Interviewee of the Year: There is only one Angela Gheorghiu. Blimey, guv.

Opera of the Year: Daniel Barenboim's utterly incredible Wagner Ring cycle at the Proms. It is being rebroadcast on R3 over Christmas, btw, and therefore should, I think, be available to listen to on the iPlayer for 7 days thereafter.

Ballet of the Year: Natalia Osipova and Ivan Vasiliev in Giselle with the Mikhailovsky Ballet back in March. They were utterly aflame: probably the greatest dancers I've ever had the good fortune to see. Spassiba balshoy, both!

Stuffed Turkey: Die Fledermaus at ENO. Dearie, dearie, dear.

And a few personal highlights:

Proudest moment: Premiere of my play Sins of the Fathers at the Orange Tree Theatre under the auspices of the International Wimbledon Music Festival, on 24 November. I never thought I'd write a fantastical comedy about Wagner, but there we are, it happened and it seemed to go over OK.

Weirdest moment: Quite a few contenders for this, provided by...well, three or four very different people, some of whom play the piano, some of whom sing and some of whom don't. Let's leave it there.

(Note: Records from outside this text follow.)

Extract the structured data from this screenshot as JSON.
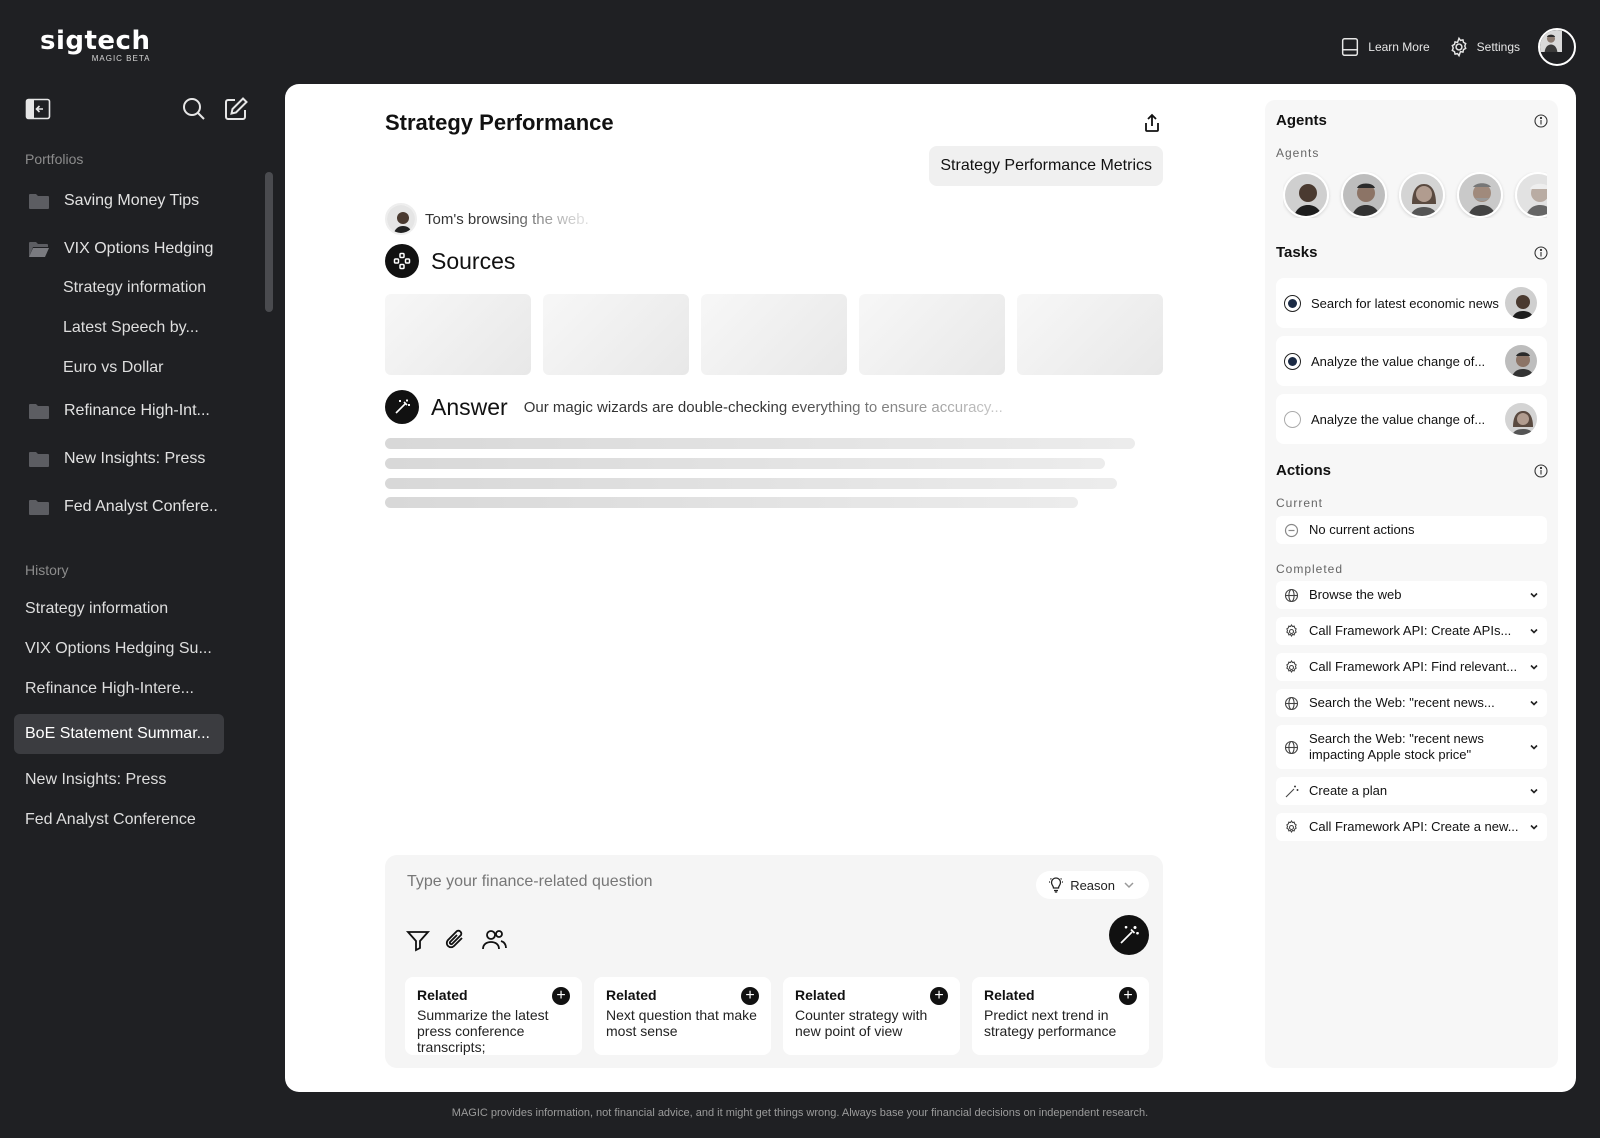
{
  "brand": {
    "name": "sigtech",
    "tagline": "MAGIC BETA"
  },
  "topnav": {
    "learn_more": "Learn More",
    "settings": "Settings"
  },
  "sidebar": {
    "portfolios_label": "Portfolios",
    "portfolios": [
      {
        "label": "Saving Money Tips",
        "icon": "folder-icon"
      },
      {
        "label": "VIX Options Hedging",
        "icon": "folder-open-icon",
        "children": [
          "Strategy information",
          "Latest Speech by...",
          "Euro vs Dollar"
        ]
      },
      {
        "label": "Refinance High-Int...",
        "icon": "folder-icon"
      },
      {
        "label": "New Insights: Press",
        "icon": "folder-icon"
      },
      {
        "label": "Fed Analyst Confere..",
        "icon": "folder-icon"
      }
    ],
    "history_label": "History",
    "history": [
      "Strategy information",
      "VIX Options Hedging Su...",
      "Refinance High-Intere...",
      "BoE Statement Summar...",
      "New Insights: Press",
      "Fed Analyst Conference"
    ],
    "active_history_index": 3
  },
  "main": {
    "title": "Strategy Performance",
    "query": "Strategy Performance Metrics",
    "browsing": "Tom's browsing the web.",
    "sources_label": "Sources",
    "answer_label": "Answer",
    "answer_note": "Our magic wizards are double-checking everything to ensure accuracy..."
  },
  "composer": {
    "placeholder": "Type your finance-related question",
    "mode": "Reason",
    "related": [
      {
        "heading": "Related",
        "text": "Summarize the latest press conference transcripts;"
      },
      {
        "heading": "Related",
        "text": "Next question that make most sense"
      },
      {
        "heading": "Related",
        "text": "Counter strategy with new point of view"
      },
      {
        "heading": "Related",
        "text": "Predict next trend in strategy performance"
      }
    ]
  },
  "panel": {
    "agents_title": "Agents",
    "agents_sub": "Agents",
    "tasks_title": "Tasks",
    "tasks": [
      {
        "label": "Search for latest economic news",
        "state": "active"
      },
      {
        "label": "Analyze the value change of...",
        "state": "active"
      },
      {
        "label": "Analyze the value change of...",
        "state": "pending"
      }
    ],
    "actions_title": "Actions",
    "current_label": "Current",
    "current": "No current actions",
    "completed_label": "Completed",
    "completed": [
      {
        "label": "Browse the web",
        "icon": "globe-icon"
      },
      {
        "label": "Call Framework API: Create APIs...",
        "icon": "gear-icon"
      },
      {
        "label": "Call Framework API: Find relevant...",
        "icon": "gear-icon"
      },
      {
        "label": "Search the Web: \"recent news...",
        "icon": "globe-icon"
      },
      {
        "label": "Search the Web: \"recent news impacting Apple stock price\"",
        "icon": "globe-icon"
      },
      {
        "label": "Create a plan",
        "icon": "wand-icon"
      },
      {
        "label": "Call Framework API: Create a new...",
        "icon": "gear-icon"
      }
    ]
  },
  "footer": "MAGIC provides information, not financial advice, and it might get things wrong. Always base your financial decisions on independent research."
}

Quote of the Year: "What you went through with us is something which I never dreamt of and I never thought it would be possible..." - Daniel Barenboim thanks the Promenaders at the end of the Ring Cycle. (His whole speech is here.)

Biggest Sigh of Relief: Probably the one upon completing my Chopin Ballades survey for Radio 3's Building a Library a few weeks back - comparing 35 different recordings ranging across 83 years. You can download the podcast here. (Scroll to 30 November.)

Wonderful Webmaster of the Year: Step up, please, Horst Kolo, as always. Thank you for putting up with me and thank you for keeping running and updated! Glad to see that you are now making a website for a very special violinist friend, too. (Watch this space.)

Feline of the Year: Bravo, Solti. Keep up the good work - you're the best cat on earth. >^.,.^<

Thank you, everyone! And now, sit back, have another glass and let Jonas sing for us, accompanied by Christian Thielemann and the Dresden Staatskapelle. I will leave you with one last piece of news: >>>NEXT SUMMER WE ARE GOING TO BAYREUTH FOR THE FIRST TIME...

Season's Greetings to everyone! Take it away, Jonas...